> _Directions_: Copy out the data below. Keep every word as it is.

> _Data for the task_:
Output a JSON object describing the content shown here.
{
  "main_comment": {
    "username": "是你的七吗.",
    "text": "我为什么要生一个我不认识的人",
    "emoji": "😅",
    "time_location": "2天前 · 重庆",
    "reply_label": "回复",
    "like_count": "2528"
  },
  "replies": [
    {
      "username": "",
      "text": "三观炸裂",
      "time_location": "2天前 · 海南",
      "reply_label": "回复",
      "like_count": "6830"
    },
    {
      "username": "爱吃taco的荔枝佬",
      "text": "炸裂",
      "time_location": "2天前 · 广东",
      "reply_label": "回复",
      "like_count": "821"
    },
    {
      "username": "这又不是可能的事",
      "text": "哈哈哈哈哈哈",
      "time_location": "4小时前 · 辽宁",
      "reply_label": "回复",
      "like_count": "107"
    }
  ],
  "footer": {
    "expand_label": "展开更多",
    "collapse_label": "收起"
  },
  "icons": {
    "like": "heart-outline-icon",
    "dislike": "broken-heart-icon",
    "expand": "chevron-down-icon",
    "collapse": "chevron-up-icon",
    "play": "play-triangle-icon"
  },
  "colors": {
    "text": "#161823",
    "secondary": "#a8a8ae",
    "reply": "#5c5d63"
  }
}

> _Answer space_:
Output a JSON object describing the content shown here.
{
  "main_comment": {
    "username": "是你的七吗.",
    "text": "我为什么要生一个我不认识的人",
    "emoji": "😅",
    "time_location": "2天前 · 重庆",
    "reply_label": "回复",
    "like_count": "2528"
  },
  "replies": [
    {
      "username": "",
      "text": "三观炸裂",
      "time_location": "2天前 · 海南",
      "reply_label": "回复",
      "like_count": "6830"
    },
    {
      "username": "爱吃taco的荔枝佬",
      "text": "炸裂",
      "time_location": "2天前 · 广东",
      "reply_label": "回复",
      "like_count": "821"
    },
    {
      "username": "这又不是可能的事",
      "text": "哈哈哈哈哈哈",
      "time_location": "4小时前 · 辽宁",
      "reply_label": "回复",
      "like_count": "107"
    }
  ],
  "footer": {
    "expand_label": "展开更多",
    "collapse_label": "收起"
  },
  "icons": {
    "like": "heart-outline-icon",
    "dislike": "broken-heart-icon",
    "expand": "chevron-down-icon",
    "collapse": "chevron-up-icon",
    "play": "play-triangle-icon"
  },
  "colors": {
    "text": "#161823",
    "secondary": "#a8a8ae",
    "reply": "#5c5d63"
  }
}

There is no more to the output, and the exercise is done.